After a scientist found that runners’ widespread habit of using ibuprofen before long races didn’t help them, and may even cause more inflammation than doing nothing, a group of runners presented with the evidence still said they would continue using the drug, reports Miller-McCune, a Santa Barbara-based public policy magazine. The researcher who conducted the study said, “They really, really think it’s helping. … Even in the face of data showing that it doesn’t help, they still use it.”
That reaction is not usual. “A surprising number of medical practices have never been rigorously tested to find out if they really work. Even where evidence points to the most effective treatment for a particular condition, the information is not always put into practice.” But, the reticence to accept new ideas in medicine may be an obstacle for government officials who hope to spend billions of dollars on so-called comparative effectiveness research that would determine which treatments are most effective. “These efforts are bound to face resistance when they challenge existing beliefs”
In the 1970s and 1980s, a number of states adopted all-payer rate-setting systems as strategies to control the rate of increase in health care costs. These systems brought stakeholders to the table to negotiate the allocation of costs associated with caring for the uninsured and created, briefly, an opportunity for states to address access problems more broadly with the participation of major stakeholders. This article uses a case study of Maine and comparisons with other states to argue that the payment disparities between public and private payers that have grown over time since the demise of all-payer systems constitute a significant barrier to successful health reform.
Health policy debates are replete with discussions of federalism, most often when advocates of reform put their hopes in states. But health policy literature is remarkably silent on the question of allocation of authority, rarely asking which levels of government ought to lead. We draw on the larger literatures about federalism, found mostly in political science and law, to develop a set of criteria for allocating health policy authority between states and the federal government. They are social justice, procedural democracy, compatibility with value pluralism, institutional capability, and economic sustainability. Of them, only procedural democracy and compatibility with value pluralism point to state leadership.
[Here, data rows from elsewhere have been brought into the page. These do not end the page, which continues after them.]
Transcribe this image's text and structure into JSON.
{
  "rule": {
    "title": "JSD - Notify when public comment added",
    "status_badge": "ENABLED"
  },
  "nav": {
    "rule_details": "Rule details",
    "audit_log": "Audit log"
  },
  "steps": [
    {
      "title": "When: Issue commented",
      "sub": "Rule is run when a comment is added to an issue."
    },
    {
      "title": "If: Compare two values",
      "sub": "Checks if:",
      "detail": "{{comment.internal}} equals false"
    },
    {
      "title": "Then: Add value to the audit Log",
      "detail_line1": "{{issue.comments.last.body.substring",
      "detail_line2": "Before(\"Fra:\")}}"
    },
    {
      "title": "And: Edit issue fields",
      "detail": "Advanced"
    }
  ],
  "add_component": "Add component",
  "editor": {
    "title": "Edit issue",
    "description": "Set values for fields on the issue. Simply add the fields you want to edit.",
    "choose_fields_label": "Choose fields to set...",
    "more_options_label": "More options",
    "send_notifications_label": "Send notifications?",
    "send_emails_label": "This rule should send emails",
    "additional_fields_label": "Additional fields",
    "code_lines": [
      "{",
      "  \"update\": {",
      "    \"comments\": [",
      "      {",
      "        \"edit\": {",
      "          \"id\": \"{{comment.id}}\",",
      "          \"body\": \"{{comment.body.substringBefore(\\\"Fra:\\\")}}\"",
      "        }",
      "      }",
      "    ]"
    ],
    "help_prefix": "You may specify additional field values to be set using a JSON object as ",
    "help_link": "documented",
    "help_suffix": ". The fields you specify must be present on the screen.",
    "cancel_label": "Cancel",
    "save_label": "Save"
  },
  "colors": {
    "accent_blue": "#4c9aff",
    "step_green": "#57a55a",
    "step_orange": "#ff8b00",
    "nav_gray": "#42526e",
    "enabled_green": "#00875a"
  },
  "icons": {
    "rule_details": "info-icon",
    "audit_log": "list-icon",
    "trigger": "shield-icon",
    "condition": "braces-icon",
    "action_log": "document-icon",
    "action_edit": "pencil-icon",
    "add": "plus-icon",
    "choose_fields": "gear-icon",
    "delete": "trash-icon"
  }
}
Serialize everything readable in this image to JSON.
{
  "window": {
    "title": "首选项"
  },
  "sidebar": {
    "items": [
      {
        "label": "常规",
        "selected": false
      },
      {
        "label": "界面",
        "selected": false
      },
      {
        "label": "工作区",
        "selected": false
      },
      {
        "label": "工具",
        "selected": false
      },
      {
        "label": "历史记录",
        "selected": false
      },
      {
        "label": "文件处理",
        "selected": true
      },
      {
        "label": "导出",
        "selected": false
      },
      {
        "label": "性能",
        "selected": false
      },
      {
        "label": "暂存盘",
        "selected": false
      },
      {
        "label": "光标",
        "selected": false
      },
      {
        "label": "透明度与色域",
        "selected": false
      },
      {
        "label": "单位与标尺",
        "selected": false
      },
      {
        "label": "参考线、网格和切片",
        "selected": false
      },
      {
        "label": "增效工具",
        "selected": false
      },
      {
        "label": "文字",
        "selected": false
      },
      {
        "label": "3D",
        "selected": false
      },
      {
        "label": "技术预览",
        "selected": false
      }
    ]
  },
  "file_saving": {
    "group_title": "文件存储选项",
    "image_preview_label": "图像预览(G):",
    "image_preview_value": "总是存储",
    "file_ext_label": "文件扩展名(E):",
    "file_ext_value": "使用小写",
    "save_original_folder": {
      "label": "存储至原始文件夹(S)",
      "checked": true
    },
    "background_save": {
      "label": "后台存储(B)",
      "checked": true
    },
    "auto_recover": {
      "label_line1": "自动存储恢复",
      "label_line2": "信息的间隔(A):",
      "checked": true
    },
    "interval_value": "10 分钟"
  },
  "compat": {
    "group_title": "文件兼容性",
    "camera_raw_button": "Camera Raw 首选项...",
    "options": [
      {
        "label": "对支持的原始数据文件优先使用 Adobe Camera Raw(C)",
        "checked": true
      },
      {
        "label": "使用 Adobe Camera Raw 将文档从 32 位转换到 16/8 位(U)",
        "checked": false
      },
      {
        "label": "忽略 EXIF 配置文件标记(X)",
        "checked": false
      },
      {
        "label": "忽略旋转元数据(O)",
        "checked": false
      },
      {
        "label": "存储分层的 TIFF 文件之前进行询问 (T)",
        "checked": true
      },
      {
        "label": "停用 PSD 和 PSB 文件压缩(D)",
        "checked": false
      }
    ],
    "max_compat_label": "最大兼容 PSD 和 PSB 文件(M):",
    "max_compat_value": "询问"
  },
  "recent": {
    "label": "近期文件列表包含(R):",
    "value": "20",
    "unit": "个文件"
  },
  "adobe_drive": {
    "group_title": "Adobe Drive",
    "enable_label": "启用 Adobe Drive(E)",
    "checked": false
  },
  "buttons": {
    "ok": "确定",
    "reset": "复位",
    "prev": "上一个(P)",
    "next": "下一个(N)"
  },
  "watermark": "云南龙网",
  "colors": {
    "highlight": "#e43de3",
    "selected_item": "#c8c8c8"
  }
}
In examining these criteria, we conclude that American policy debates often get federalism backward, putting the burden of health care coverage policy on states that cannot enact or sustain it, while increasing the federal role in issues where the arguments for state leadership are compelling. We suggest that the federal government should lead present and future financing of health care coverage, since it would require major changes in American intergovernmental relations to make innovative state health care financing sustainable outside a strong federal framework.
This paper employs a nationally representative, household-based dataset in order to test how the compensation method of both the specialists and the primary care providers affects surgery rates. After controlling for adverse selection, I find that when specialists are paid through a fee-for-system scheme rather than on a capitation basis, surgery rates increase 78%. The impact of primary care physician compensation on surgery rates depends on whether or not referral restrictions are present.